|Summer flounder (fluke)|
Pleuronectes dentatus Linnaeus, 1766
The summer flounder or fluke (Paralichthys dentatus) is a marine flatfish that is found in the Atlantic Ocean off the East Coast of the United States and Canada. It is especially abundant in waters from North Carolina to Massachusetts.
Paralichthys dentatus (Linnaeus, 1766), also called a fluke, is a member of the large-tooth flounder family Paralichthyidae. There are typically 5 to 14 ocellated (eye-like) spots on the body. Like most members of the left-eye flounders, they can change the color and pattern of their dark side to match the surrounding bottom and are also capable of rapidly burrowing into muddy or sandy bottoms. The teeth are quite sharp and well developed on both upper and lower jaws. The average summer flounder reaches sexual maturity at 2 years and weighs 1 to 3 pounds, typically 15 to 20 inches in length, though they may grow as large as 26 pounds and live up to 20 years with females making up the largest and oldest specimens. Female flounders have a maximum observed age of 17 years, while male flounders have a maximum observed age of 15 years. Adults are highly predatory and considered mostly piscivorous, often lying buried with only their head exposed to ambush prey which includes sand lance, menhaden, atlantic silverside, mummichog killifish, small bluefish, porgies, squid, shrimp, and crabs. While primarily considered a bottom fish, they are rapid swimmers over short distances and can become very aggressive, feeding actively at mid-depths, even chasing prey to the surface.

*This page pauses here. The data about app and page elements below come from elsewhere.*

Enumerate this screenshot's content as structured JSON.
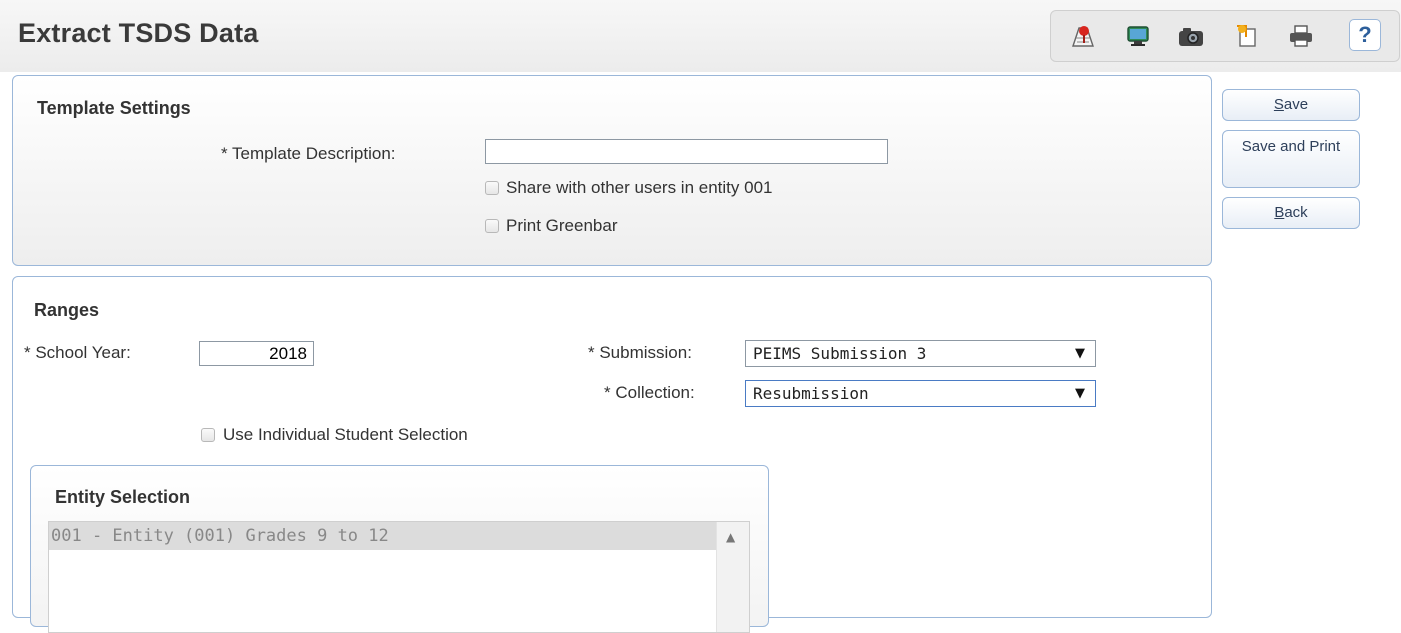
{
  "header": {
    "title": "Extract TSDS Data",
    "help_label": "?"
  },
  "toolbar": {
    "icons": [
      "map-marker-icon",
      "monitor-icon",
      "camera-icon",
      "clipboard-icon",
      "printer-icon",
      "help-icon"
    ]
  },
  "template_settings": {
    "title": "Template Settings",
    "description_label": "* Template Description:",
    "description_value": "",
    "share_label": "Share with other users in entity 001",
    "share_checked": false,
    "greenbar_label": "Print Greenbar",
    "greenbar_checked": false
  },
  "actions": {
    "save_prefix": "S",
    "save_suffix": "ave",
    "save_print_label": "Save and Print",
    "back_prefix": "B",
    "back_suffix": "ack"
  },
  "ranges": {
    "title": "Ranges",
    "school_year_label": "* School Year:",
    "school_year_value": "2018",
    "submission_label": "* Submission:",
    "submission_value": "PEIMS Submission 3",
    "collection_label": "* Collection:",
    "collection_value": "Resubmission",
    "use_individual_label": "Use Individual Student Selection",
    "use_individual_checked": false
  },
  "entity_selection": {
    "title": "Entity Selection",
    "items": [
      "001 - Entity (001) Grades 9 to 12"
    ]
  }
}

The summer flounder has a range in the western Atlantic from Nova Scotia to Florida, possibly farther south where the summer flounder may mix and be confused with its close relative the southern flounder (Paralichthys lethostigma) which lacks the eye-like spots of the summer flounder. Paralichthys dentatus is most common to the coastal and shelf waters off of the northeast U.S. where they are commonly called Fluke. In the spring months fluke leave their winter stay in the deep ocean waters, where spawning occurs, to move into the inshore waters along beaches, inlets, bays, estuaries, canals, and creeks where they will stay until autumn or even early winter.
Commercial fishing, angling, and food quality

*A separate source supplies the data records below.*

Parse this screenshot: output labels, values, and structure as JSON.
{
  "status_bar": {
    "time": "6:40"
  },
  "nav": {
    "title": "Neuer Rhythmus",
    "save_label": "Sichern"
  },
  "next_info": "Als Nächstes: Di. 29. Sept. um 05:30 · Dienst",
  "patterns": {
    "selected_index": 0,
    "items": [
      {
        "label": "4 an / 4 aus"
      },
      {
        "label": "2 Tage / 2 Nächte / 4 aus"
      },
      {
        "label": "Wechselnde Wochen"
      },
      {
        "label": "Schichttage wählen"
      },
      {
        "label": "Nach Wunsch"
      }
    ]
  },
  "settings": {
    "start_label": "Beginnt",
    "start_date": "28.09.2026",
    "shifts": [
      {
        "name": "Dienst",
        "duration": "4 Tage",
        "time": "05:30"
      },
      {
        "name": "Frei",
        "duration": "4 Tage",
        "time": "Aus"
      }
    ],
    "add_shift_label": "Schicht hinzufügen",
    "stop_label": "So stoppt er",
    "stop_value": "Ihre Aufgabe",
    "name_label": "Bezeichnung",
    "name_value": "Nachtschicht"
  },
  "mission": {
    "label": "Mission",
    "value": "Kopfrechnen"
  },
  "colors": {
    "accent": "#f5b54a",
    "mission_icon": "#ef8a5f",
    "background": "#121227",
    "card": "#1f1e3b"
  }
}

Commercial methods for summer flounder typically include trawling. Recreational fishing is typically done while drifting in a boat or casting from shore using a wide variety of methods which include live or cut baits on a bottom rig, artificial lures, or weighted jigs tipped with strip baits. It is considered an excellent food fish with firm, mild-tasting white meat.
The summer flounder is often considered to be, by far, the most important flounder along the Atlantic coast as it is important to both the commercial fishing industry and very popular for recreational fishing in the northeast United States. In addition to commercial fishing, businesses such as recreational charters, party boats, bait and tackle stores, and any number of businesses associated with boating and angling may depend on a viable summer flounder angling season. Because of this importance there has been much debate and concern over summer flounder populations and government imposed recreational size and creel regulations which currently vary from state to state. Recent debate has centered on whether summer flounder are on the decline due to overfishing, and this has made the summer flounder an important species of topic in the reauthorization of the Magnuson-Stevens Fishery Conservation and Management Act of 2006.
The Mid-Atlantic Fishery Management Council provides management of the summer flounder species. The management of summer flounder is established between the U.S.-Canadian boarder to North Carolina's southern border. Due to summer flounder migrating between federal and state waters, the management council works in conjunction with the Atlantic State Marine Fisheries Commission and the National Marine Fisheries Service (NMFS).
- International Game Fish Association, Species Identification (2003)
- The Audubon Society, Field Guide To North American Fishes (1983), Knopf
- Gulf of Maine Research Institute; www.gmri.org
- ^ Lea, B. & van der Heiden, A. (2010). "Paralichthys dentatus". The IUCN Red List of Threatened Species. 2010: e.T154983A4683028. doi:10.2305/IUCN.UK.2010-4.RLTS.T154983A4683028.en. Downloaded on 21 March 2018.
- ^ a b "Ceoe.udel.edu". udel.edu. Archived from the original on 2010-06-13.
- ^ Terceiro, Mark (June 2018). "The summer flounder chronicles III: struggling with success, 2011-2016". Reviews in Fish Biology and Fisheries. 28 (2): 381–404. doi:10.1007/s11160-017-9506-x. S2CID 21655160. Retrieved 2020-07-03.